**Data shown**
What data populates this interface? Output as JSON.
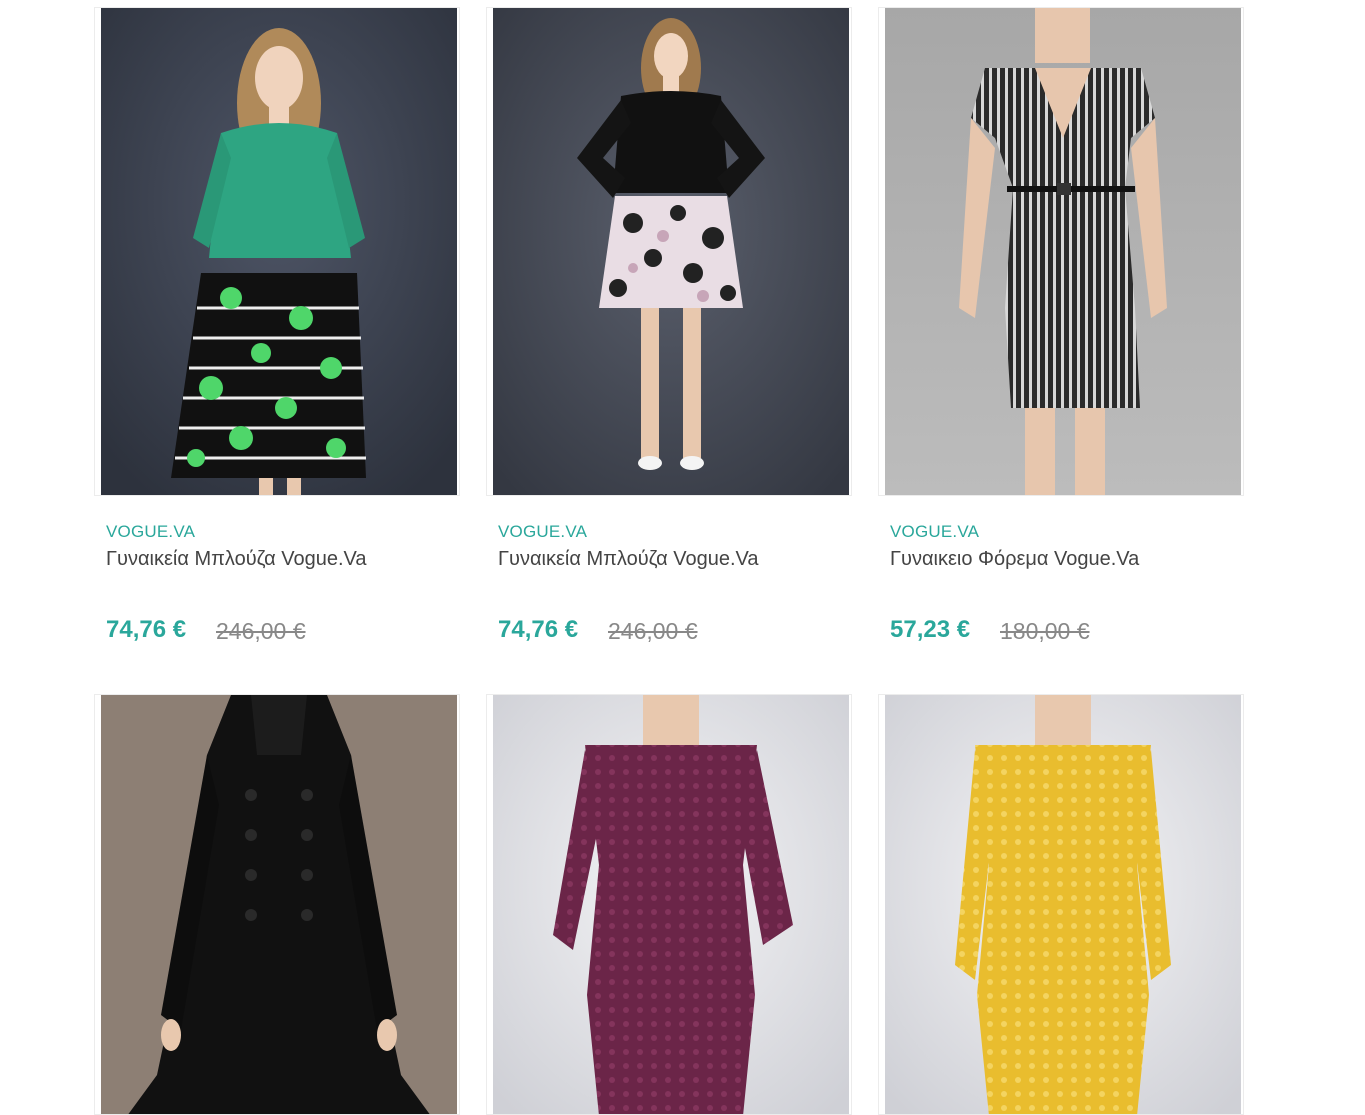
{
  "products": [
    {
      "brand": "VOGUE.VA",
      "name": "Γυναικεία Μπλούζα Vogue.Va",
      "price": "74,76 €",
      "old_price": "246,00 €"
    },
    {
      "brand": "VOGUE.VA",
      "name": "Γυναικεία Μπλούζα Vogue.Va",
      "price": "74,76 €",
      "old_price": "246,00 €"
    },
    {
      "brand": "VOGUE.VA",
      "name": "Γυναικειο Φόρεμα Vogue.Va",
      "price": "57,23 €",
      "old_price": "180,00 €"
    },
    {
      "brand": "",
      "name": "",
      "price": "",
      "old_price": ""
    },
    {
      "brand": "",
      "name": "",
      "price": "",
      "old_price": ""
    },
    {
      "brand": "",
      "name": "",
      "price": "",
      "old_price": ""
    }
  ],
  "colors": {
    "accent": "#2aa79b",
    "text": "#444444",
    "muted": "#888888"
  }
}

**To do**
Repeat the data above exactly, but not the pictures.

**Response for this exercise**
What data populates this interface? Output as JSON.
{
  "products": [
    {
      "brand": "VOGUE.VA",
      "name": "Γυναικεία Μπλούζα Vogue.Va",
      "price": "74,76 €",
      "old_price": "246,00 €"
    },
    {
      "brand": "VOGUE.VA",
      "name": "Γυναικεία Μπλούζα Vogue.Va",
      "price": "74,76 €",
      "old_price": "246,00 €"
    },
    {
      "brand": "VOGUE.VA",
      "name": "Γυναικειο Φόρεμα Vogue.Va",
      "price": "57,23 €",
      "old_price": "180,00 €"
    },
    {
      "brand": "",
      "name": "",
      "price": "",
      "old_price": ""
    },
    {
      "brand": "",
      "name": "",
      "price": "",
      "old_price": ""
    },
    {
      "brand": "",
      "name": "",
      "price": "",
      "old_price": ""
    }
  ],
  "colors": {
    "accent": "#2aa79b",
    "text": "#444444",
    "muted": "#888888"
  }
}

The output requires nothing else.